Today’s consumer needs constant access to the wireless world, which is why the Cadillac CTS sedan for 2017 includes both Apple CarPlay and Android Auto. There’s also a Wi-Fi hotspot and DockSpot wireless phone charging, plus the ability to monitor and encourage your teens to be better drivers.
3.6-LITER V6 TWIN-TURBO
V8? We don’t need no stinking V8 (well, unless it’s the supercharged behemoth in the CTS-V). With 420 horsepower and 430 lb-ft of torque, the CTS V-Sport’s twin-turbocharged V6 delivers jaw-dropping acceleration and passing power.
Under the Hood
Four engines are available in the 2017 CTS sedan by Cadillac. The base is a 2.0-liter turbocharged 4-cylinder that puts out a stout 268 horsepower, while the mid-tier engine is a recently revised 3.6-liter V6 that's good for 335 horsepower. Both of those engines are offered with standard rear-wheel drive (RWD) or optional all-wheel drive (AWD). Topping them is the 420-horsepower twin-turbocharged 3.6-liter V6 in the rear-drive-only V-Sport. All models make use of the same 8-speed automatic transmission linked to steering-wheel-mounted paddle shifters. The range-topping, rear-drive CTS-V sedan packs a supercharged 6.2-liter V8 good for 640 horsepower and an earth-moving 630 lb-ft of torque.

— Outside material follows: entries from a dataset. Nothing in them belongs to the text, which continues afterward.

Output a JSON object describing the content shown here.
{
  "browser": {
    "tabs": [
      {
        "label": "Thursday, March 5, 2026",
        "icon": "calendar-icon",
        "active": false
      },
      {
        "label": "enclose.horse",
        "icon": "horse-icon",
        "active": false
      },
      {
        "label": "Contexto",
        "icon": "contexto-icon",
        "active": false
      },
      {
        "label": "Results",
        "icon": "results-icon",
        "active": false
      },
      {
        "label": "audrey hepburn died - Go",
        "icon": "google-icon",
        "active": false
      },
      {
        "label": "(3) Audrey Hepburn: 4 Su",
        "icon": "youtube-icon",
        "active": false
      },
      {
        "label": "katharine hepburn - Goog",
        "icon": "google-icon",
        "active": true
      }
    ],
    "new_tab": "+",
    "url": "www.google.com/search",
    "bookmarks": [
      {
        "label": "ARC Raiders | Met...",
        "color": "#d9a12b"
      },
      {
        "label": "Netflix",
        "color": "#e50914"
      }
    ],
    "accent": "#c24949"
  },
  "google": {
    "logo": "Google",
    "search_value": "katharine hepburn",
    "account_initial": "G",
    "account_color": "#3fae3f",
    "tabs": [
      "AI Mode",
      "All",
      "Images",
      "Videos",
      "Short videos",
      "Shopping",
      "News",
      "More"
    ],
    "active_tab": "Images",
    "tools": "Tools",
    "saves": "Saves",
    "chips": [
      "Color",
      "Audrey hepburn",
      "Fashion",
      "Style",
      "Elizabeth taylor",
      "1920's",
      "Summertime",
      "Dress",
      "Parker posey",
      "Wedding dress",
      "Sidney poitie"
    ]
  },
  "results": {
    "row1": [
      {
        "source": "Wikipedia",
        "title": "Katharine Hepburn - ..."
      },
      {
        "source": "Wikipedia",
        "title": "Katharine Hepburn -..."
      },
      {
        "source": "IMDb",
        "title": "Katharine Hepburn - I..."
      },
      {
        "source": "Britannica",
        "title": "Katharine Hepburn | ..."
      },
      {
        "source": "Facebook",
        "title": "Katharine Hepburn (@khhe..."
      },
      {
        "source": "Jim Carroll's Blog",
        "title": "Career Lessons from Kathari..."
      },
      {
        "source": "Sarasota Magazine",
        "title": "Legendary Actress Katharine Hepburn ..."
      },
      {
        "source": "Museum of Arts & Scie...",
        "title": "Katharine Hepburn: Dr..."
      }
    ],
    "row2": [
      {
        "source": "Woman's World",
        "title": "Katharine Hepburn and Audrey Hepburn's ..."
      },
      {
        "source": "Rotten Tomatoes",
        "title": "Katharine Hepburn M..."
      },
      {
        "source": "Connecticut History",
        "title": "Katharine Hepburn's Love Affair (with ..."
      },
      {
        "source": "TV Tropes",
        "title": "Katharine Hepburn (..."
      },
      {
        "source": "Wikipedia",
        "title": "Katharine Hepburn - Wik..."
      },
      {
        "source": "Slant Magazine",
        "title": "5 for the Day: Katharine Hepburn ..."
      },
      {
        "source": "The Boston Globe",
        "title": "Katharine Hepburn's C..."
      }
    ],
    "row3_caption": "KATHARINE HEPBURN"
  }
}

2.0-liter turbocharged inline-4
268 horsepower @ 5,500 rpm
295 lb-ft of torque @ 1,700-5,500 rpm
EPA city/highway fuel economy: 22/30 mpg (RWD), 21/29 mpg (AWD)
335 horsepower @ 6,800 rpm
285 lb-ft of torque @ 4,800 rpm
EPA city/highway fuel economy: 20/30 mpg (RWD), 19/27 mpg (AWD)
3.6-liter twin-turbocharged V6
420 horsepower @ 5,750 rpm
430 lb-ft of torque @ 3,500-4,500 rpm
EPA city/highway fuel economy: 16/24 mpg
6.2-liter supercharged V8 (CTS-V)
640 horsepower @ 6,400 rpm
630 lb-ft of torque @ 3,600 rpm
EPA city/highway fuel economy: 14/21 mpg
Note: Due to changes in EPA testing to more effectively reflect real-world conditions, some 2017 models show slightly lower fuel-economy scores than their 2016 versions.
Cadillac’s CTS and CTS-V performance sedans for 2017 continue to go unchallenged by domestic makes while simultaneously giving the Germans fits. From a set of powerful engine options to its Nurburgring-proven performance, the CTS outshines cars like the Audi A6 and Lexus GS, and pulls within spitting distance of the BMW 5 Series, including the legendary M5. The 2017 Cadillac CTS sedan is brimming with luxury and technology features, and even the entry-level 4-cylinder model offers up a nice balance of features, power, fuel economy and price. Of course, the tire-smoking 640-horsepower supercharged CTS-V remains the crown jewel in the Cadillac crest, forever changing the way younger buyers view America’s oldest luxury-car manufacturer.